ABOUT THIS EXERCISE: I would like each line of the data that holds the word "name" copied out.

[Excerpts from an interface dataset]
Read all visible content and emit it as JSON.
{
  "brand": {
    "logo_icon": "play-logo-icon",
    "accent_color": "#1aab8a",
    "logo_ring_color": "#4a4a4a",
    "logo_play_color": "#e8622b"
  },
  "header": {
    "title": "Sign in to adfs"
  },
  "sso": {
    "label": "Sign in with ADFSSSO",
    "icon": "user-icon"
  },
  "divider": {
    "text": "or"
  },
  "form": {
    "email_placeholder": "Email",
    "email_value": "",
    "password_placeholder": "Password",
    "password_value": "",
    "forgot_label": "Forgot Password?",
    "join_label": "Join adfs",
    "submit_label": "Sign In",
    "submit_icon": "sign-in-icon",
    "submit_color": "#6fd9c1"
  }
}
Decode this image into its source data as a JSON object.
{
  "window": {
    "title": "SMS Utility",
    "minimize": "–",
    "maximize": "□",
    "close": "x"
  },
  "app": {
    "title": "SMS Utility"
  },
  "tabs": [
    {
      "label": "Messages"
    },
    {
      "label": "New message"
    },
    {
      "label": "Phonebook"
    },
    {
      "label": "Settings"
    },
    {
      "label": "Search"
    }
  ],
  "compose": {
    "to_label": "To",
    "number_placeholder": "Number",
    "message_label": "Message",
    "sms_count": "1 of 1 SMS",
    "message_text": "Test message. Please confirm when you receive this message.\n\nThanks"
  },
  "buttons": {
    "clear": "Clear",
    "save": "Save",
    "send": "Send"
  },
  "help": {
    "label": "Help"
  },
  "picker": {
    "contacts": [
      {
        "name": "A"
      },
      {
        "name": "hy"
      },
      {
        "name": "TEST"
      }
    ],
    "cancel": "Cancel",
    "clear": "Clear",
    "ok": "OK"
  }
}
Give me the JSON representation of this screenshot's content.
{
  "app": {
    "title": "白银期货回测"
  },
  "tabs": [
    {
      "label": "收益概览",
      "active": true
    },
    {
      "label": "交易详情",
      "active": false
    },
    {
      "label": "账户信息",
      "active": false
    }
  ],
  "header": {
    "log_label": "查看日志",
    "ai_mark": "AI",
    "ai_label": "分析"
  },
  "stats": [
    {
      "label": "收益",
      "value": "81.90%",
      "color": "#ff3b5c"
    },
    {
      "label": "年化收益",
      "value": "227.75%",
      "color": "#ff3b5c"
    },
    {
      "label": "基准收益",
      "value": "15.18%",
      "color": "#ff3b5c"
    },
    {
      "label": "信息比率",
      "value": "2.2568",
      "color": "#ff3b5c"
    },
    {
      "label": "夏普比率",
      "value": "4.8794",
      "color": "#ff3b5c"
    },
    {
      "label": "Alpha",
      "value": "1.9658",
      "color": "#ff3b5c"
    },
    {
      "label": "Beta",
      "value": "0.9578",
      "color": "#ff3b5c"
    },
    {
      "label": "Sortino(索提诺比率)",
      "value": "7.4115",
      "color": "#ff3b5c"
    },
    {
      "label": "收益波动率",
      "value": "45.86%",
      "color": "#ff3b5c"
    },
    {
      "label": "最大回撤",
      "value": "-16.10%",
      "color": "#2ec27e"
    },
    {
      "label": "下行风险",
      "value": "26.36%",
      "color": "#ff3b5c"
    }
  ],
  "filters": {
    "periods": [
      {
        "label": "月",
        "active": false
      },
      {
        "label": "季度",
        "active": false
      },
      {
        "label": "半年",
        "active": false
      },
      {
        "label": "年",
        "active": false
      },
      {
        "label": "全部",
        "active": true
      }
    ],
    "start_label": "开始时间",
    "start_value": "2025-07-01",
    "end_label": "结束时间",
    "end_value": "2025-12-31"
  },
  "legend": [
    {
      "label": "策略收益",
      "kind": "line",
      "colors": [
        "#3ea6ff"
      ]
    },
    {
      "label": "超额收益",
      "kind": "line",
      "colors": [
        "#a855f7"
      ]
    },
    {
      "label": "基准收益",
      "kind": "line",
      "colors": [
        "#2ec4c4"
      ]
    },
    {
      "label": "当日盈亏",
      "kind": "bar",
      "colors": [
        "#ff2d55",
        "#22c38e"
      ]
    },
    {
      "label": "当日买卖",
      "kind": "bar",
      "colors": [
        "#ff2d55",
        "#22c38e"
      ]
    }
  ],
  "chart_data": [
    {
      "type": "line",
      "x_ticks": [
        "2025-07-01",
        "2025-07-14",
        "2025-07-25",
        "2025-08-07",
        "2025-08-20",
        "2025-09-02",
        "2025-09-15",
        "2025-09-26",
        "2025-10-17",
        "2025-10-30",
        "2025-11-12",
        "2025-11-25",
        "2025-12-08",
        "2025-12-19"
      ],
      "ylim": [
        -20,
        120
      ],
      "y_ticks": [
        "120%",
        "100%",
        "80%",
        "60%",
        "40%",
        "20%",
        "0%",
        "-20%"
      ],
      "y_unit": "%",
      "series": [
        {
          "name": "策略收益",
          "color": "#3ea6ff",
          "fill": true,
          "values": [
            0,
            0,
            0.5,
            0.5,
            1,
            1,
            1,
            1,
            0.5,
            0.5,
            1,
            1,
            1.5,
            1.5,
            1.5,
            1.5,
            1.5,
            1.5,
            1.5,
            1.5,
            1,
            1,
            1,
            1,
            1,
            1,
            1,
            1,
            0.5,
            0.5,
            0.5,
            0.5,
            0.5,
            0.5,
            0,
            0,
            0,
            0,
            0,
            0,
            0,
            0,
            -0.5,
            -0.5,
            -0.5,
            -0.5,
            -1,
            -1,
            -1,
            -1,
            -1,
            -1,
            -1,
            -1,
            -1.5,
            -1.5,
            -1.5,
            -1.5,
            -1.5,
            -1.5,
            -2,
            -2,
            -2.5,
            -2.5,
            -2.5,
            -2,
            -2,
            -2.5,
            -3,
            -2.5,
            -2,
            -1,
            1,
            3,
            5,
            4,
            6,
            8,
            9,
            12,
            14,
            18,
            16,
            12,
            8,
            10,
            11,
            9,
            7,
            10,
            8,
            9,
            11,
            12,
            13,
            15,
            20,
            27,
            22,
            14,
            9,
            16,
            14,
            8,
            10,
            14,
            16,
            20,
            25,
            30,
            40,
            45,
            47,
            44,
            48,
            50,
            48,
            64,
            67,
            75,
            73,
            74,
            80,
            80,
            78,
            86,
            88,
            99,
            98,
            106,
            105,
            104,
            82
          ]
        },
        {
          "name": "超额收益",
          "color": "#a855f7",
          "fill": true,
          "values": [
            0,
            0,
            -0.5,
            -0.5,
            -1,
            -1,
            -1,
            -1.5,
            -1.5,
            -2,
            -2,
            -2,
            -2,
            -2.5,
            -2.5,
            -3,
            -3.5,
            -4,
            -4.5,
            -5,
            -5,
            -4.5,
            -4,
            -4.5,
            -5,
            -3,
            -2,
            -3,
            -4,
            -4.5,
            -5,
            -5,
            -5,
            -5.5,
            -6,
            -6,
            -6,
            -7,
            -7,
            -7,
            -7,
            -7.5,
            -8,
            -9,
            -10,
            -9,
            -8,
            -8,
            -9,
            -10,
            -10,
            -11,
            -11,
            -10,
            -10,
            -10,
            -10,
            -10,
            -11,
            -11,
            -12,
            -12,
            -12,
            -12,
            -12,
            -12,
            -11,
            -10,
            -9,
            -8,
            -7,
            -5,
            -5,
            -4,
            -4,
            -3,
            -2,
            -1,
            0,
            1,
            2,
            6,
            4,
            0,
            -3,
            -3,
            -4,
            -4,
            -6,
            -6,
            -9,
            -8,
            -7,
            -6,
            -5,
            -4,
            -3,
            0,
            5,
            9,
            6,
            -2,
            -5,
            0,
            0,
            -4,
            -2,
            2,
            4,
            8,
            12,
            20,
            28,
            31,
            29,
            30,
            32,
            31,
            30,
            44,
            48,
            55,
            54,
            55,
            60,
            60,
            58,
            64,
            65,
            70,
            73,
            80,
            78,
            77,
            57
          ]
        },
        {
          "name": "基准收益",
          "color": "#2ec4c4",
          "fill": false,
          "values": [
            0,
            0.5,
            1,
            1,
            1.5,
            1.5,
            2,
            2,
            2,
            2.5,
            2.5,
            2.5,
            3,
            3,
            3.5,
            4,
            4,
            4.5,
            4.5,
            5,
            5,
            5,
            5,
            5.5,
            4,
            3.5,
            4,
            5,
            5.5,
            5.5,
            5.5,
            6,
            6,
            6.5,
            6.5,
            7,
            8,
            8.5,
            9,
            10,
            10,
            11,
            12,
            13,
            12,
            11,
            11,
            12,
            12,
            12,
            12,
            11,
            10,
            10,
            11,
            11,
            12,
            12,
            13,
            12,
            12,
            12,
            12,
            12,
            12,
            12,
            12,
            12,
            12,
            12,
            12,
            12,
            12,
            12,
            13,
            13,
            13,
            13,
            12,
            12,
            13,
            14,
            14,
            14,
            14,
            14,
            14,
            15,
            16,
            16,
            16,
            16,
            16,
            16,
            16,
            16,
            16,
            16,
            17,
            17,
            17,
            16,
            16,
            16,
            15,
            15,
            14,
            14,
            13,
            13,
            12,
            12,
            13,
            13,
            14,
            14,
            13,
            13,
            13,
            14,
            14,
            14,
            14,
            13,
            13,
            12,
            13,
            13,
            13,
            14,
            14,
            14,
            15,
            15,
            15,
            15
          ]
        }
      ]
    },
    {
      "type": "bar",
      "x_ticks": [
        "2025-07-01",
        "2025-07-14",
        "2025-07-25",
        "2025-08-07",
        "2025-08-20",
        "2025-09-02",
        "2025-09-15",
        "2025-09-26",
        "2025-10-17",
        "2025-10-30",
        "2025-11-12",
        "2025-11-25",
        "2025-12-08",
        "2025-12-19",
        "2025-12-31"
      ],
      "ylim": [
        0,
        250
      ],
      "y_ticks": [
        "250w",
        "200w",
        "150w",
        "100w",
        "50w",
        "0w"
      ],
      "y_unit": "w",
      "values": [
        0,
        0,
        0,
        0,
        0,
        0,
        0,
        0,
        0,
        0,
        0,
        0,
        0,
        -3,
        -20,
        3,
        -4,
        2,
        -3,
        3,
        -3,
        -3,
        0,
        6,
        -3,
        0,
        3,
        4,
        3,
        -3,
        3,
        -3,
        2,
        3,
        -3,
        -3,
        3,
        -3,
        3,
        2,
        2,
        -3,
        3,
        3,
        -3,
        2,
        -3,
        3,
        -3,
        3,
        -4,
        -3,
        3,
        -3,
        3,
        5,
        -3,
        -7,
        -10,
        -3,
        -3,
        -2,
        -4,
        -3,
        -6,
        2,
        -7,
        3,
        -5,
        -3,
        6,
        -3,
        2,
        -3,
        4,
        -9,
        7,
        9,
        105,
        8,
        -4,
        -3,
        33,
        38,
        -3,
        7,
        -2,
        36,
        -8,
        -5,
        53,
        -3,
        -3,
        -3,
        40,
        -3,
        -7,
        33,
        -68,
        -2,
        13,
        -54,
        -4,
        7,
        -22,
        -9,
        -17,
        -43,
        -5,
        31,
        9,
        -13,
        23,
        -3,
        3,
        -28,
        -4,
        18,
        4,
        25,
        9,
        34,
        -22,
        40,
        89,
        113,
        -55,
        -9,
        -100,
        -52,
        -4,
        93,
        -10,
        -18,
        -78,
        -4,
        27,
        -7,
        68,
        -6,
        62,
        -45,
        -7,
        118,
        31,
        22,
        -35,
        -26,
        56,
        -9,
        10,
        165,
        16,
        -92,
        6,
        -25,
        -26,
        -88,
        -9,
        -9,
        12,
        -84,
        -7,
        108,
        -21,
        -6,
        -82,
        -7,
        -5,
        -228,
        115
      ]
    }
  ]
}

WRITTEN RESPONSE:
        "name": "A"
        "name": "hy"
        "name": "TEST"
          "name": "策略收益",
          "name": "超额收益",
          "name": "基准收益",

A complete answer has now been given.